Images don't belong in the copy. Output the rest of the data exactly.
--------
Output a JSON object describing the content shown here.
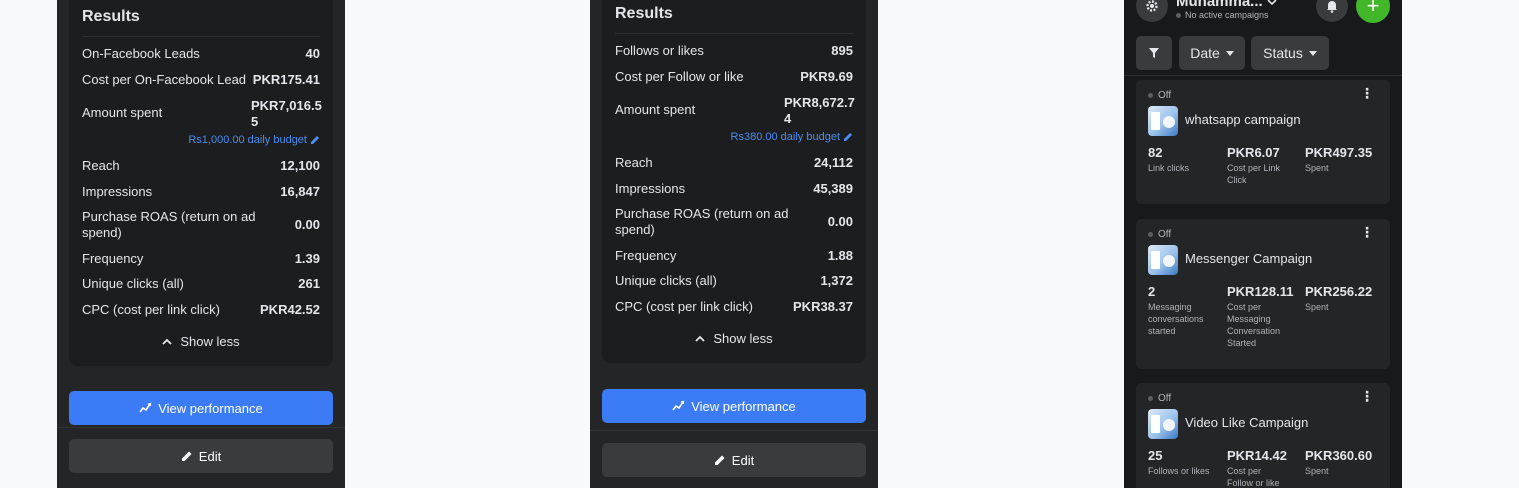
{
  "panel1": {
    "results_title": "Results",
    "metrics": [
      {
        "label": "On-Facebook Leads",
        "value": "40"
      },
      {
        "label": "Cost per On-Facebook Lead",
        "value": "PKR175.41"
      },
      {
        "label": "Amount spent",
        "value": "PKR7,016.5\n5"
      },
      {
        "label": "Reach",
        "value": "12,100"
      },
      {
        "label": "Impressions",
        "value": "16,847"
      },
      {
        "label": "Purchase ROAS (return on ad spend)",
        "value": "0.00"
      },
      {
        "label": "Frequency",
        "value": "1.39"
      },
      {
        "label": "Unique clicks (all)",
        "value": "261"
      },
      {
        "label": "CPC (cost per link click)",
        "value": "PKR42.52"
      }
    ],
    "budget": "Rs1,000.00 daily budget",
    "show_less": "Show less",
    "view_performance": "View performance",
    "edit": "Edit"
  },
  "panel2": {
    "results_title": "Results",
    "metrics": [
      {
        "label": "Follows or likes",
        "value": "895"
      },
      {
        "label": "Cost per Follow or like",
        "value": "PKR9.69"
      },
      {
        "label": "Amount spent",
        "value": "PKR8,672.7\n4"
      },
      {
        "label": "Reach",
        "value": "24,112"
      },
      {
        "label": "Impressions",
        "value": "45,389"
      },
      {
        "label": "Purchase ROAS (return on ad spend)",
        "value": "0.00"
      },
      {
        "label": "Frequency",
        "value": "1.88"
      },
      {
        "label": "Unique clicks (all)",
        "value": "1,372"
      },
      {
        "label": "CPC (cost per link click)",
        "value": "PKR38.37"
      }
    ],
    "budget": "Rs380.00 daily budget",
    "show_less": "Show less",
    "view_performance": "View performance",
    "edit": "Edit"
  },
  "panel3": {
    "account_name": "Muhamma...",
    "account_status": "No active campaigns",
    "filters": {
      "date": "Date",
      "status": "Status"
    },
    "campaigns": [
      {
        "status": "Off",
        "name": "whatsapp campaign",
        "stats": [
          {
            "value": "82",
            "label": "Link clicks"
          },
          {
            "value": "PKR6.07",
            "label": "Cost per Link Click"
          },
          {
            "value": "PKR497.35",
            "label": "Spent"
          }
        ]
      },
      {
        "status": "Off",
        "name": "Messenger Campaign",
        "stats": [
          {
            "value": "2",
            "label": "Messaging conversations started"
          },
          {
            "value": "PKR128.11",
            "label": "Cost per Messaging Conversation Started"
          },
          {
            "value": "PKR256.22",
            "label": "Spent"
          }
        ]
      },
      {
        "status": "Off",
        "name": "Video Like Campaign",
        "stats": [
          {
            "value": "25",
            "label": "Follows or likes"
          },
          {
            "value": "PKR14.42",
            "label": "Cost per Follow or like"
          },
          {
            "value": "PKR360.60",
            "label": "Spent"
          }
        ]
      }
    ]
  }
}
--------
# Result below:
Output a JSON object describing the content shown here.
{
  "panel1": {
    "results_title": "Results",
    "metrics": [
      {
        "label": "On-Facebook Leads",
        "value": "40"
      },
      {
        "label": "Cost per On-Facebook Lead",
        "value": "PKR175.41"
      },
      {
        "label": "Amount spent",
        "value": "PKR7,016.5\n5"
      },
      {
        "label": "Reach",
        "value": "12,100"
      },
      {
        "label": "Impressions",
        "value": "16,847"
      },
      {
        "label": "Purchase ROAS (return on ad spend)",
        "value": "0.00"
      },
      {
        "label": "Frequency",
        "value": "1.39"
      },
      {
        "label": "Unique clicks (all)",
        "value": "261"
      },
      {
        "label": "CPC (cost per link click)",
        "value": "PKR42.52"
      }
    ],
    "budget": "Rs1,000.00 daily budget",
    "show_less": "Show less",
    "view_performance": "View performance",
    "edit": "Edit"
  },
  "panel2": {
    "results_title": "Results",
    "metrics": [
      {
        "label": "Follows or likes",
        "value": "895"
      },
      {
        "label": "Cost per Follow or like",
        "value": "PKR9.69"
      },
      {
        "label": "Amount spent",
        "value": "PKR8,672.7\n4"
      },
      {
        "label": "Reach",
        "value": "24,112"
      },
      {
        "label": "Impressions",
        "value": "45,389"
      },
      {
        "label": "Purchase ROAS (return on ad spend)",
        "value": "0.00"
      },
      {
        "label": "Frequency",
        "value": "1.88"
      },
      {
        "label": "Unique clicks (all)",
        "value": "1,372"
      },
      {
        "label": "CPC (cost per link click)",
        "value": "PKR38.37"
      }
    ],
    "budget": "Rs380.00 daily budget",
    "show_less": "Show less",
    "view_performance": "View performance",
    "edit": "Edit"
  },
  "panel3": {
    "account_name": "Muhamma...",
    "account_status": "No active campaigns",
    "filters": {
      "date": "Date",
      "status": "Status"
    },
    "campaigns": [
      {
        "status": "Off",
        "name": "whatsapp campaign",
        "stats": [
          {
            "value": "82",
            "label": "Link clicks"
          },
          {
            "value": "PKR6.07",
            "label": "Cost per Link Click"
          },
          {
            "value": "PKR497.35",
            "label": "Spent"
          }
        ]
      },
      {
        "status": "Off",
        "name": "Messenger Campaign",
        "stats": [
          {
            "value": "2",
            "label": "Messaging conversations started"
          },
          {
            "value": "PKR128.11",
            "label": "Cost per Messaging Conversation Started"
          },
          {
            "value": "PKR256.22",
            "label": "Spent"
          }
        ]
      },
      {
        "status": "Off",
        "name": "Video Like Campaign",
        "stats": [
          {
            "value": "25",
            "label": "Follows or likes"
          },
          {
            "value": "PKR14.42",
            "label": "Cost per Follow or like"
          },
          {
            "value": "PKR360.60",
            "label": "Spent"
          }
        ]
      }
    ]
  }
}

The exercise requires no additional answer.